Data about app and page elements
++++

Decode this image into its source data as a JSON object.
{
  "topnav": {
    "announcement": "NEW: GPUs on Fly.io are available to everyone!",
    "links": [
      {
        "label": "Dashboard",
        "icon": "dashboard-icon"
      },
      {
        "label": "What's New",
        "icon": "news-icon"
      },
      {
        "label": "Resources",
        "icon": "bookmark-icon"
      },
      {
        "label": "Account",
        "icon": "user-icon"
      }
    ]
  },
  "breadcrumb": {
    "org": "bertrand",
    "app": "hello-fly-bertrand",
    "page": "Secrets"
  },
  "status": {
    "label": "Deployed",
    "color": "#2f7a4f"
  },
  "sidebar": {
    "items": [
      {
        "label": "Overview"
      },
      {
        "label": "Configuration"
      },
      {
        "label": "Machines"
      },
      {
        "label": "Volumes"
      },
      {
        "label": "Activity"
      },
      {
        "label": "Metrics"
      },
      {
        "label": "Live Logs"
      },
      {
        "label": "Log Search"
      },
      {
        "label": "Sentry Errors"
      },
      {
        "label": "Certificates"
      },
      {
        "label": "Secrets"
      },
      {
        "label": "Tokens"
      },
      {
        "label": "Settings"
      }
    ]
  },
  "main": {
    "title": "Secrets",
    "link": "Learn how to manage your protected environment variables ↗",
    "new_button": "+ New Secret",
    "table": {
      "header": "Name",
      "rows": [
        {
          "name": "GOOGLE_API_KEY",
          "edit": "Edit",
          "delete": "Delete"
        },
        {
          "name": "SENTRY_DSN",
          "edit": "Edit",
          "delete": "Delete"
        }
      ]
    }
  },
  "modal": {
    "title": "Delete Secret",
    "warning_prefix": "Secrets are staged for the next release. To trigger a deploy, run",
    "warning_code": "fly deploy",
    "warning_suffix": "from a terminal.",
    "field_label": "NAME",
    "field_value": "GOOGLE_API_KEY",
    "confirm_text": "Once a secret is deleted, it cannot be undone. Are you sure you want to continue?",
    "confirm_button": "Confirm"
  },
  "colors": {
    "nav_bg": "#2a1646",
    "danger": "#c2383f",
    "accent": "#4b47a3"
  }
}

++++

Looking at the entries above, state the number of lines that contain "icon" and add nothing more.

Exercise result – 4